(Items from an interface collection)
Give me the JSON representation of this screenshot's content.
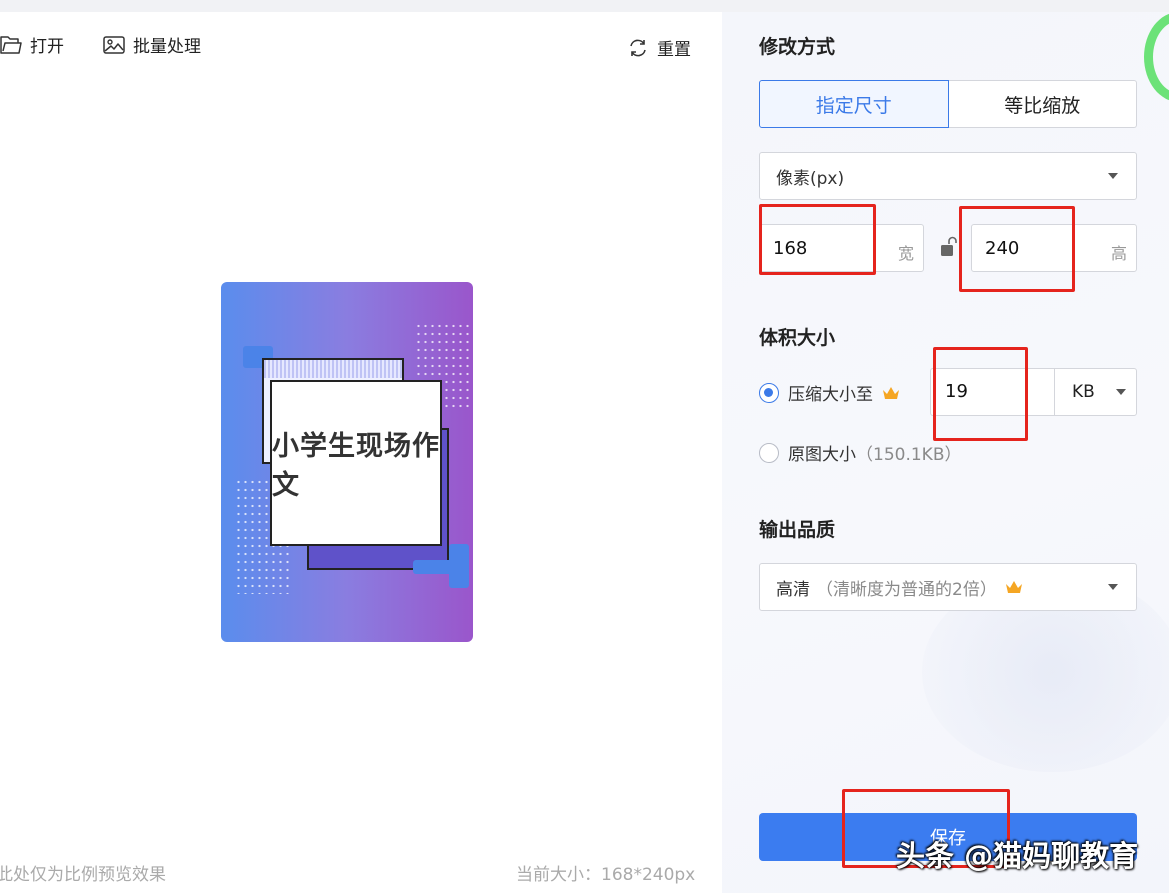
{
  "toolbar": {
    "open_label": "打开",
    "batch_label": "批量处理",
    "reset_label": "重置"
  },
  "preview": {
    "image_text": "小学生现场作文",
    "note": "此处仅为比例预览效果",
    "current_size": "当前大小：168*240px"
  },
  "settings": {
    "mode": {
      "title": "修改方式",
      "options": [
        "指定尺寸",
        "等比缩放"
      ],
      "selected": "指定尺寸"
    },
    "unit_select": {
      "value": "像素(px)"
    },
    "width": {
      "value": "168",
      "suffix": "宽"
    },
    "height": {
      "value": "240",
      "suffix": "高"
    },
    "volume": {
      "title": "体积大小",
      "compress_label": "压缩大小至",
      "compress_value": "19",
      "compress_unit": "KB",
      "original_label": "原图大小",
      "original_size": "（150.1KB）",
      "selected": "compress"
    },
    "quality": {
      "title": "输出品质",
      "value": "高清",
      "hint": "（清晰度为普通的2倍）"
    },
    "save_label": "保存"
  },
  "watermark": "头条 @猫妈聊教育",
  "colors": {
    "accent": "#3b7ae8",
    "save_button": "#3b7cf0",
    "annotation": "#e5241d",
    "crown": "#f5a623"
  },
  "icons": {
    "open": "folder-icon",
    "batch": "image-icon",
    "reset": "refresh-icon",
    "lock": "unlock-icon",
    "vip": "crown-icon"
  }
}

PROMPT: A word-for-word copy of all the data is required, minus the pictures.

WORKED SOLUTION:
Give me the JSON representation of this screenshot's content.
{
  "toolbar": {
    "open_label": "打开",
    "batch_label": "批量处理",
    "reset_label": "重置"
  },
  "preview": {
    "image_text": "小学生现场作文",
    "note": "此处仅为比例预览效果",
    "current_size": "当前大小：168*240px"
  },
  "settings": {
    "mode": {
      "title": "修改方式",
      "options": [
        "指定尺寸",
        "等比缩放"
      ],
      "selected": "指定尺寸"
    },
    "unit_select": {
      "value": "像素(px)"
    },
    "width": {
      "value": "168",
      "suffix": "宽"
    },
    "height": {
      "value": "240",
      "suffix": "高"
    },
    "volume": {
      "title": "体积大小",
      "compress_label": "压缩大小至",
      "compress_value": "19",
      "compress_unit": "KB",
      "original_label": "原图大小",
      "original_size": "（150.1KB）",
      "selected": "compress"
    },
    "quality": {
      "title": "输出品质",
      "value": "高清",
      "hint": "（清晰度为普通的2倍）"
    },
    "save_label": "保存"
  },
  "watermark": "头条 @猫妈聊教育",
  "colors": {
    "accent": "#3b7ae8",
    "save_button": "#3b7cf0",
    "annotation": "#e5241d",
    "crown": "#f5a623"
  },
  "icons": {
    "open": "folder-icon",
    "batch": "image-icon",
    "reset": "refresh-icon",
    "lock": "unlock-icon",
    "vip": "crown-icon"
  }
}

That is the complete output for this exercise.